4.2. Implications and Avenues for Future Research
Findings indicate that there is ground for research and practice regarding grit and its antecedents in education. It seems that individual factors are not the only ones that contribute to the occurrence of grit; situational and environmental factors also play an important role. Hence, by understanding the factors that can make individuals grittier, researchers and educators can work on specific programs and projects to enhance grit, not only in learners but in the entire educational community. Targeted actions to nurture a positive educational environment with support networks and strong relationships among members could offer a sense of belonging and foster hope in an effort to keep individuals’ efforts focused on their long-term educational goals.
Future research should consider a broad range of issues. First of all, updated or supplementary instruments need to be developed to measure grit more accurately, and clarify its structure and its relation to conscientiousness.
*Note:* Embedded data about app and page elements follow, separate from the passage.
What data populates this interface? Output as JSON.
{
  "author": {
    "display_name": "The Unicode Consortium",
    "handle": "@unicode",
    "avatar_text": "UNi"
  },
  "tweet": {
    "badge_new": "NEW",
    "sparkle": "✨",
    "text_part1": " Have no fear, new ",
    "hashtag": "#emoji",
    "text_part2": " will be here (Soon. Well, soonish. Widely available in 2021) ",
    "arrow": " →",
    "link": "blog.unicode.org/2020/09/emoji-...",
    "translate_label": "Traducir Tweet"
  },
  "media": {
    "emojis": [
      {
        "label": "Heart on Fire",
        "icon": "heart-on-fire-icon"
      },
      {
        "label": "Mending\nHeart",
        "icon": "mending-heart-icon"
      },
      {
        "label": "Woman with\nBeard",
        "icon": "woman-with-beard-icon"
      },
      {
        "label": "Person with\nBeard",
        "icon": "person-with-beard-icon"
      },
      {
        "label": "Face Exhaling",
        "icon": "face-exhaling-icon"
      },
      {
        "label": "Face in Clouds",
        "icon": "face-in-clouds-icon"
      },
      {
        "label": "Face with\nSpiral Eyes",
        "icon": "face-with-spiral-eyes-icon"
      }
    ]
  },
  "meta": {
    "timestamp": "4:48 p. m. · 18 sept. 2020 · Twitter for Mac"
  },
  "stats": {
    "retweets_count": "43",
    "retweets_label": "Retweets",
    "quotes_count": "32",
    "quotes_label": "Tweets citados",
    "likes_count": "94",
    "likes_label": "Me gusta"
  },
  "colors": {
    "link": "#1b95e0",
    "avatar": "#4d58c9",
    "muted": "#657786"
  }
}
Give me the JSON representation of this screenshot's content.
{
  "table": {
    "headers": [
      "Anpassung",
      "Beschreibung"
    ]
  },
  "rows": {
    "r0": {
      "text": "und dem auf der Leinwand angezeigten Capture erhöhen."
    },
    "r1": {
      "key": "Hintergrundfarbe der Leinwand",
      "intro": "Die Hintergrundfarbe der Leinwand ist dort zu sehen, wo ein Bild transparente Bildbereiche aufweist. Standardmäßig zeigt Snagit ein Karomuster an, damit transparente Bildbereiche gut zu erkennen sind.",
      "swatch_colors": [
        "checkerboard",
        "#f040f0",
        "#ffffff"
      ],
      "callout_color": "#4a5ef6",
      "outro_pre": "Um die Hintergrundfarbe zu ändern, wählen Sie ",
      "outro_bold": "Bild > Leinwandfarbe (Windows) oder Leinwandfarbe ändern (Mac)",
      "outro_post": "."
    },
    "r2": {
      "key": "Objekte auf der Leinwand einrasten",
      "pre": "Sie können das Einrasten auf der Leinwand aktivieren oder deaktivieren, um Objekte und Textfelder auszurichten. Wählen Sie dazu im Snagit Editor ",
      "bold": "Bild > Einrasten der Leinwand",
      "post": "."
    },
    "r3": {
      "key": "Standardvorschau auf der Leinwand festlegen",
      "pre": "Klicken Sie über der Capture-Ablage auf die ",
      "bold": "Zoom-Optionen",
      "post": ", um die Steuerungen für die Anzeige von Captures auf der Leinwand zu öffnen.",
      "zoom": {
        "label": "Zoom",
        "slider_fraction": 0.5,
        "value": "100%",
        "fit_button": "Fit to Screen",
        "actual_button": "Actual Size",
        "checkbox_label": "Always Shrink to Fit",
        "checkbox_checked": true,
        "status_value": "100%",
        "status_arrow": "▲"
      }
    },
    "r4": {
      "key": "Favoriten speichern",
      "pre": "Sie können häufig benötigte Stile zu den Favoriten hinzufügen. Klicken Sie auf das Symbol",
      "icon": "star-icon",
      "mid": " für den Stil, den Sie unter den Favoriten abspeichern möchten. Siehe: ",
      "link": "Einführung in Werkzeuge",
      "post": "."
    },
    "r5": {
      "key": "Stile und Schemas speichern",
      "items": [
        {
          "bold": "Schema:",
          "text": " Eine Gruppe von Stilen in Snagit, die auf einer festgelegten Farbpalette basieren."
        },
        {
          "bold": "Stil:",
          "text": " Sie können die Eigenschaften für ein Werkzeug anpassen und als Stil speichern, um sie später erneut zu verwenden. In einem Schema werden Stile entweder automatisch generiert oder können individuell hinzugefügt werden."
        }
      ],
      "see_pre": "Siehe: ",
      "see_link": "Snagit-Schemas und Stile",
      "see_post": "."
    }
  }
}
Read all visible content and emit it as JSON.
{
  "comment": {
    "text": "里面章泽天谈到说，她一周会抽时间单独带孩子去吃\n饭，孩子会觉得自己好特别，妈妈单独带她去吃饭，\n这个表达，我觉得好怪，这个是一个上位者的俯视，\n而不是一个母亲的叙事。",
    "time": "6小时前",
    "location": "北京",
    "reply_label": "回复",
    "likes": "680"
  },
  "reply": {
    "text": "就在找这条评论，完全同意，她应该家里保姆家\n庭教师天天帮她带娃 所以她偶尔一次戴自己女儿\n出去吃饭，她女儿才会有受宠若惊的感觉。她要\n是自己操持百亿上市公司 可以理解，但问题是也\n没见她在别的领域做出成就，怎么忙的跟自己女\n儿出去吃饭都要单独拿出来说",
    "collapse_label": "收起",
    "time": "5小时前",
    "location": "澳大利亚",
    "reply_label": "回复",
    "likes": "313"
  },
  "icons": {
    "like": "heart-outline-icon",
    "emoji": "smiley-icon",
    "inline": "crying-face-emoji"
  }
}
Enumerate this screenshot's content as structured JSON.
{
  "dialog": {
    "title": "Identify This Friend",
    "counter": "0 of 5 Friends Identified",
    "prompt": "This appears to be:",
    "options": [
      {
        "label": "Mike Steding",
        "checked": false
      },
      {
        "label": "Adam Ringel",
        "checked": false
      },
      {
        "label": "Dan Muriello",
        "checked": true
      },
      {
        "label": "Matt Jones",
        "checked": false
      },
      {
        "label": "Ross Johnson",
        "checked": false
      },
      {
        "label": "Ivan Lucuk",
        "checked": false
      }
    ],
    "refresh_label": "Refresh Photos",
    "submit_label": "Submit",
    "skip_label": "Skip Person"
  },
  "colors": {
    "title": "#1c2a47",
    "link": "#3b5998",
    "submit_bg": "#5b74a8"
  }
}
More focus should be directed on the “perseverance of effort” as a distinct facet and its role in educational outcomes. This will facilitate a deeper understanding and will allow for the development of adequate interventions, such as the employment of character strengths to nurture and strengthen grit (Perez, 2015) . Studies should also use repeated measurements and collect scores on exams across time instead of only relying on final exam scores to measure performance in educational contexts, in an effort to assess learning and acquired knowledge.
Additionally, longitudinal studies should explore whether its two facets remain positively correlated in the face of long-term adversity, situational changes or personal goal modification. It could also be investigated whether grit remains the same across all educational settings, e.g. whether individuals report the same level of grit in school or in computer or foreign language education, and whether it is retained after education completion, e.g. in relevant work environments. It would also be interesting to investigate grit of individuals who choose to pursue a career in the Academia, e.g. doctoral students and researchers. Grit should be investigated in separate groups of students, since different levels of grit may appear in talented students, ethnic minority students, students of different educational levels, or even students that come from collectivistic and individualistic cultures. Additionally, grit could be explored in cases of learning disability as well as in terms of setting variation, e.g. differences in grit between learners of regular versus Montessori school settings, or even distance learners. Finally, qualitative studies could help us find out how grit is perceived by different cultures and ethnic groups, especially in multicultural classes, and explore in more depth whether group dynamics and positive relationships in the educational context may foster grit.